Data supplied
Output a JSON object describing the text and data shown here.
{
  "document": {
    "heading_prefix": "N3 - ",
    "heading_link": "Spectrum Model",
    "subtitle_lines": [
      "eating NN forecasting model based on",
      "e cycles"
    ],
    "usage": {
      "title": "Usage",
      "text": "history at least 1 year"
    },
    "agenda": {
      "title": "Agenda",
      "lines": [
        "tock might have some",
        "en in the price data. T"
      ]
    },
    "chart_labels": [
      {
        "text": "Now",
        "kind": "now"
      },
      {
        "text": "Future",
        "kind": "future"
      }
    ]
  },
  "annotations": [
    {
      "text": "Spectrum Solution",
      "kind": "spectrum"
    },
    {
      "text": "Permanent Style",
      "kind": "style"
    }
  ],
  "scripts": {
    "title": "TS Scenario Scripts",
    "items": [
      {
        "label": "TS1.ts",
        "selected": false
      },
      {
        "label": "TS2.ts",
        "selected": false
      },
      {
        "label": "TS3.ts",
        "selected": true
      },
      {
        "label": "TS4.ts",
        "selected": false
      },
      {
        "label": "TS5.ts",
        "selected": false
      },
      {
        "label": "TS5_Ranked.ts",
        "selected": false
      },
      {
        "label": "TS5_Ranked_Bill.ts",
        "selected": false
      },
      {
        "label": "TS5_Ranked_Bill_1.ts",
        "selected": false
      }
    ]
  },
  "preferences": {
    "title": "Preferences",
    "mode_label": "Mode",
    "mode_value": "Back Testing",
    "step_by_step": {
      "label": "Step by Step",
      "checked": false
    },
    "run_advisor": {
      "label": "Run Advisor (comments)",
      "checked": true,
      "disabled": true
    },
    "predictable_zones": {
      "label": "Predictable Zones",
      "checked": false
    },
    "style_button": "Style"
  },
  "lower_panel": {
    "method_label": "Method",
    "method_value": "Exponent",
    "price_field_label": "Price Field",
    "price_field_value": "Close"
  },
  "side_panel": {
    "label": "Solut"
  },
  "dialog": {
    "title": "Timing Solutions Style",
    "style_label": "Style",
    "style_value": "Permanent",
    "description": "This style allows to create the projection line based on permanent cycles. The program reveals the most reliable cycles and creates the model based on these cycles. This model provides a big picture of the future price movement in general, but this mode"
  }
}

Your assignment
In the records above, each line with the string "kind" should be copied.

Result of this exercise
        "kind": "now"
        "kind": "future"
      "kind": "spectrum"
      "kind": "style"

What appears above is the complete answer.